Assuming the school environment isn’t unsafe and nothing terrible is happing there, it is helpful to encourage on-going attendance, even if it is not full time or in all lessons. Avoidance behaviour, staying away from school, is a powerful reinforcer of the anxiety; it confirms the perceived threat so that next time the child approaches school they respond with a powerful flight/fight/freeze reaction. They may need a day or two of compassionate listening and looking after, whilst you make a plan together with school and prepare to face the fear. However, too long away will be unhelpful.
The fear needs to be tackled step by step, in manageable steps, with support, understanding and patience. Firmness and confidence as a parent is necessary as it will be hard for the child / young person to face and overcome fear – your belief in them and the process is needed.
Planning the return
When planning your child’s return to school, it’s really important to do this in a way that is won’t overwhelm the child and produce a panic attack. They should be involved and have a sense of control even though they will have to go through some discomfort and stick with it until the anxiety fades. The task must be broken up into steps which may have to be small and repeated regularly. Once a step is easy, the next step can be attempted, with support. This can seem frustratingly slow but will be more effective than pushing too hard or too quickly and the child or young person retreating and avoiding the task. As well as support from parents/carers, think about who, in school, can provide support and help with these steps. A friend meeting a young person to walk in together, going to a trusted support teacher once in school, only attending for a particular lesson or for lunch time – all of these can be part of a gradual reintroduction to school.
Make sure that your child knows the plan and has agreed to it. It won’t help to push or trick them into doing more. They need to trust you. Help motivate them with rewards. Encourage activities that calm them, such as music and colouring and use distraction and slow breathing exercises to help them over the initial hurdle.
You might feel very anxious and upset yourself, seeing your child so worried and panicky or simply concerned that refusing to go to school could be a slippery slope towards worse things. It may feel hard to you to encourage your child to tolerate their distress by going to school and you may feel it could damage them. It is helpful in this situation to think about your own response and your own experiences of school, separation and managing difficult situations and feelings. Did you get the support you needed? Do you identify with your child strongly and want them to have a different experience from yours? At times we can inadvertently project our own anxieties onto our children; our experiences and their situation may become mixed up in our minds. It may help for you to seek psychological support yourself to
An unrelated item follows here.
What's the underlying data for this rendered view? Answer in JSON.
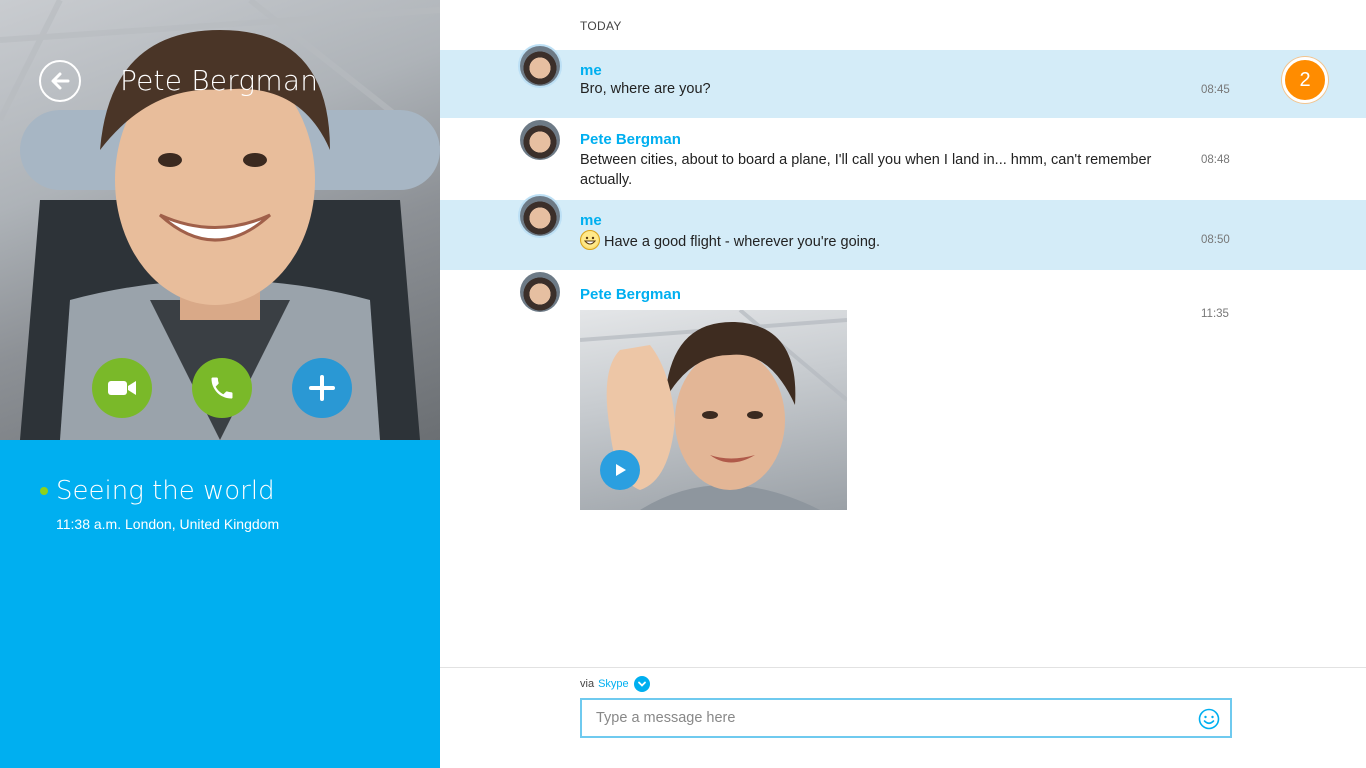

disentangle these feelings, to feel able to tolerate uncomfortable feelings and to allow you to be the parent your child needs.